  2. Road to Recovery-Road to Recovery was founded in 2003 by Robert Hoatson. New Jerseyans may be most familiar with him as a candidate for governor last year, but he was actually once a priest who was suspended from performing priestly ministry because of his tireless advocacy for victims of sexual abuse in the Catholic Church (and is now no longer a priest). He and Monsignor Kenneth Lasch (who is still a priest, albeit a retired one) have an organization dedicated to, among other things, providing services to victims of abuse, offering referrals, advocating for victims of abuse, and providing direct and indirect services to victims of abuse. www.road-to-recovery.org
  3. Christian Counseling & Educational Foundation (CCEF)-They provide Christian counseling to people in need at three different locations across the United States. This is more on the counseling side of things than the advocacy side of things, but counseling is still an important resource in confronting sexual abuse. https://www.ccef.org/
  4. AdvocateWeb-From what I can tell, AdvocateWeb is, above all else, a site dedicated to providing a wide range of resources to victims of sexual abuse (and even some resources for family and friends of those who were abused). Think of AdvocateWeb as a database of resources for those who have been abused, instead of simply being a resource all by itself. Speaking of being a database of resources, they have a whole page dedicated to Christian organizations and groups dedicated to helping to address sexual abuse. So, if you’re not satisfied with any of the previous three resources I gave, maybe a referral from this fourth resource might help. Several clergy people (albeit I’m not sure of denomination) are on their Advisory Council. http://www.advocateweb.org/
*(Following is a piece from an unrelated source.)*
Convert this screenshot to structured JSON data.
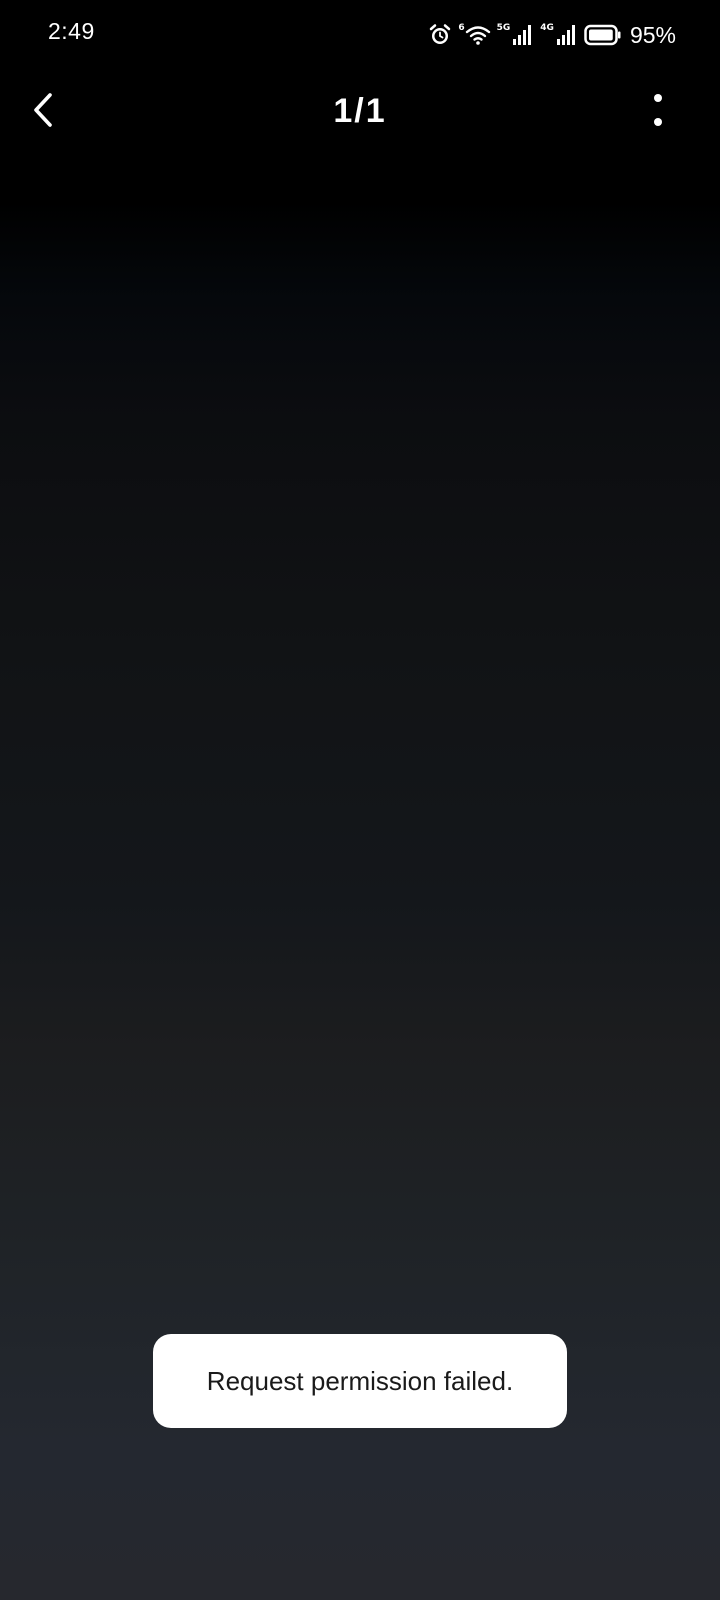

These organizations, all of which have deep ties to Christian faith (and with the top two, more specifically Catholic Christianity), do not negate the damage that’s already been done by Catholic clergy. However, these organizations are hopefully of help and hope to advocates, as well as people who want to keep their faith but struggle because they were abused by someone within their own churches.

All New: Posting on Just Actions People May Not Realize!

As I said in my previous blog news post, I am going to somewhat expand from the original focus of my blog. Namely, I will start to occasionally post on just actions that people may not realize.[1]

However, I don’t want to start that series without any further explanation of what it’s called, why I’m doing this, what sorts of posts I hope to have, and what I hope to accomplish.

So, for starters, any posts on just actions that people may not realize will go into a section called “Blindly Just,” mostly because I feel that name fits in with the concept of posts being about just actions that people may not realize. It will be a section, just as “Racial Issues” or “LGBTQ+” are sections.

As for why I’m doing “Blindly Just” posts, the answer is that a lot of thought and prayer has led me to do this.[2] In these thoughts and prayers, I decided that I should not only focus on situations where we or others are unjust without realizing it, but also situations where we or others are just without realizing. In other words, balancing the negative with at least a little bit of the positive.

As such, the posts I hope to have will highlight how some of us (or others) are just without realizing it. By writing these posts, I hope that readers become more aware of how some of us are, or can be, better agents of love and justice toward others and ourselves.


[1] I have no set schedule on how frequently I will do these “blindly just” posts. That being said, I hope to do a few “blindly just” posts a year.
[2] As I’ve said on multiple occasions, I am a believer in Christ. So yes, prayer went into this.